• _Problem_: The required output is all lines below that contain the word "summary".

• _Dataset entries_:
════════════════════
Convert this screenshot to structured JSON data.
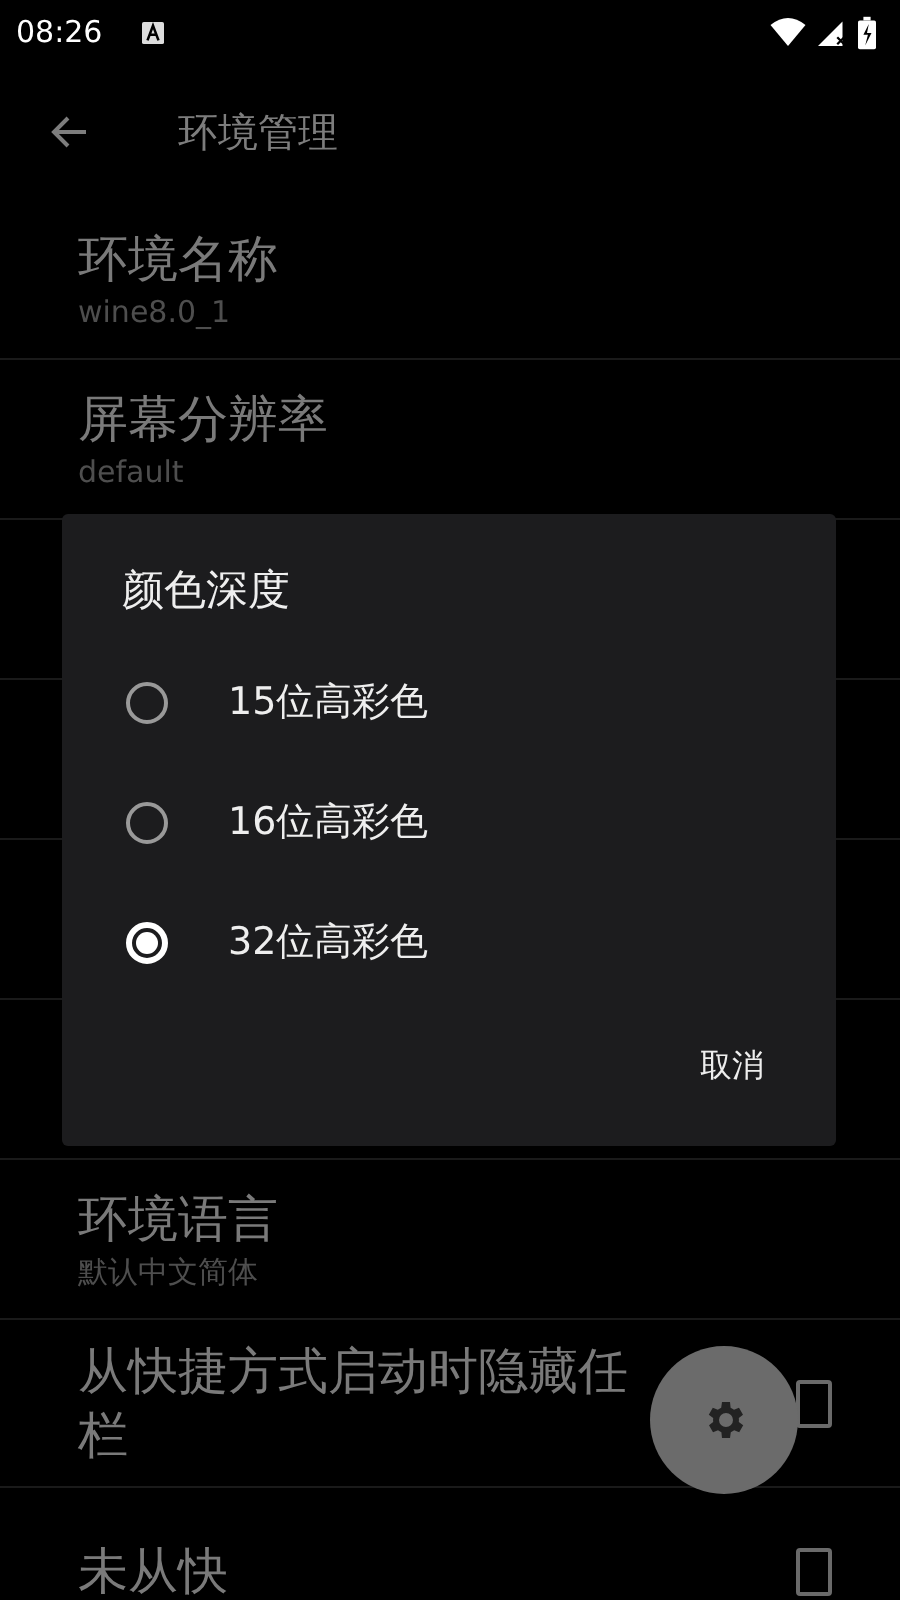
{
  "status_bar": {
    "time": "08:26"
  },
  "app_bar": {
    "title": "环境管理"
  },
  "settings": [
    {
      "kind": "text",
      "title": [
        "环境名称"
      ],
      "summary": "wine8.0_1"
    },
    {
      "kind": "text",
      "title": [
        "屏幕分辨率"
      ],
      "summary": "default"
    },
    {
      "kind": "hidden"
    },
    {
      "kind": "hidden"
    },
    {
      "kind": "hidden"
    },
    {
      "kind": "hidden"
    },
    {
      "kind": "text",
      "title": [
        "环境语言"
      ],
      "summary": "默认中文简体"
    },
    {
      "kind": "checkbox",
      "title": [
        "从快捷方式启动时隐藏任",
        "栏"
      ],
      "checked": false
    },
    {
      "kind": "checkbox",
      "title": [
        "未从快"
      ],
      "checked": false
    }
  ],
  "dialog": {
    "title": "颜色深度",
    "options": [
      {
        "label": "15位高彩色",
        "selected": false
      },
      {
        "label": "16位高彩色",
        "selected": false
      },
      {
        "label": "32位高彩色",
        "selected": true
      }
    ],
    "buttons": [
      "取消"
    ]
  }
}
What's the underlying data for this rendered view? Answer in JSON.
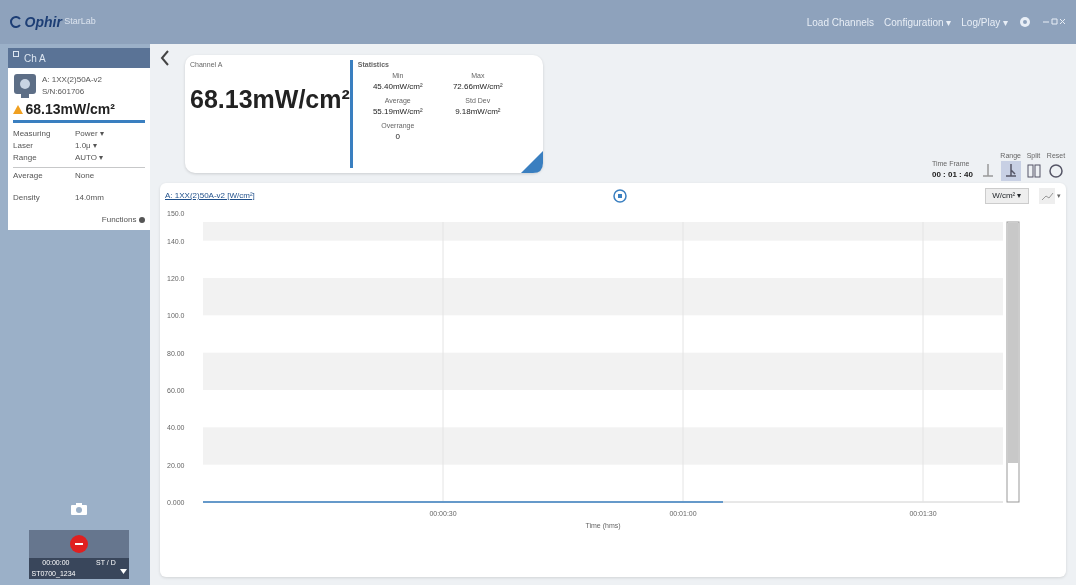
{
  "app": {
    "logo": "Ophir",
    "product": "StarLab"
  },
  "top_menu": [
    {
      "label": "Load Channels"
    },
    {
      "label": "Configuration ▾"
    },
    {
      "label": "Log/Play ▾"
    }
  ],
  "sidebar": {
    "channel_tab": "Ch A",
    "device": {
      "model": "A: 1XX(2)50A-v2",
      "serial": "S/N:601706",
      "reading": "68.13mW/cm²",
      "warning": true
    },
    "settings": [
      {
        "label": "Measuring",
        "value": "Power ▾"
      },
      {
        "label": "Laser",
        "value": "1.0μ ▾"
      },
      {
        "label": "Range",
        "value": "AUTO ▾"
      }
    ],
    "extra": [
      {
        "label": "Average",
        "value": "None"
      },
      {
        "label": "Density",
        "value": "14.0mm"
      }
    ],
    "functions": "Functions",
    "recorder": {
      "time": "00:00:00",
      "mode": "ST / D",
      "file": "ST0700_1234"
    }
  },
  "reading_card": {
    "channel": "Channel A",
    "value": "68.13mW/cm²",
    "stats_title": "Statistics",
    "stats": [
      {
        "label": "Min",
        "value": "45.40mW/cm²"
      },
      {
        "label": "Max",
        "value": "72.66mW/cm²"
      },
      {
        "label": "Average",
        "value": "55.19mW/cm²"
      },
      {
        "label": "Std Dev",
        "value": "9.18mW/cm²"
      },
      {
        "label": "Overrange",
        "value": "0"
      }
    ]
  },
  "time_frame": {
    "label": "Time Frame",
    "value": "00 : 01 : 40",
    "tools": [
      {
        "kind": "pan",
        "selected": false
      },
      {
        "kind": "range",
        "label": "Range",
        "selected": true
      },
      {
        "kind": "split",
        "label": "Split",
        "selected": false
      },
      {
        "kind": "reset",
        "label": "Reset",
        "selected": false
      }
    ]
  },
  "chart_panel": {
    "unit": "W/cm² ▾",
    "caret": "▾",
    "chart_data": {
      "type": "line",
      "grid": true,
      "xlabel": "Time (hms)",
      "ylabel": "150.0",
      "xlim": [
        0,
        100
      ],
      "ylim": [
        0,
        150
      ],
      "xticks": [
        {
          "value": 30,
          "label": "00:00:30"
        },
        {
          "value": 60,
          "label": "00:01:00"
        },
        {
          "value": 90,
          "label": "00:01:30"
        }
      ],
      "yticks": [
        {
          "value": 0,
          "label": "0.000"
        },
        {
          "value": 20,
          "label": "20.00"
        },
        {
          "value": 40,
          "label": "40.00"
        },
        {
          "value": 60,
          "label": "60.00"
        },
        {
          "value": 80,
          "label": "80.00"
        },
        {
          "value": 100,
          "label": "100.0"
        },
        {
          "value": 120,
          "label": "120.0"
        },
        {
          "value": 140,
          "label": "140.0"
        }
      ],
      "x": [
        0,
        65
      ],
      "series": [
        {
          "name": "A: 1XX(2)50A-v2 [W/cm²]",
          "color": "#3a7fc0",
          "values": [
            0,
            0
          ]
        }
      ]
    }
  }
}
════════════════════
• _Result for this exercise_:
      "summary": "wine8.0_1"
      "summary": "default"
      "summary": "默认中文简体"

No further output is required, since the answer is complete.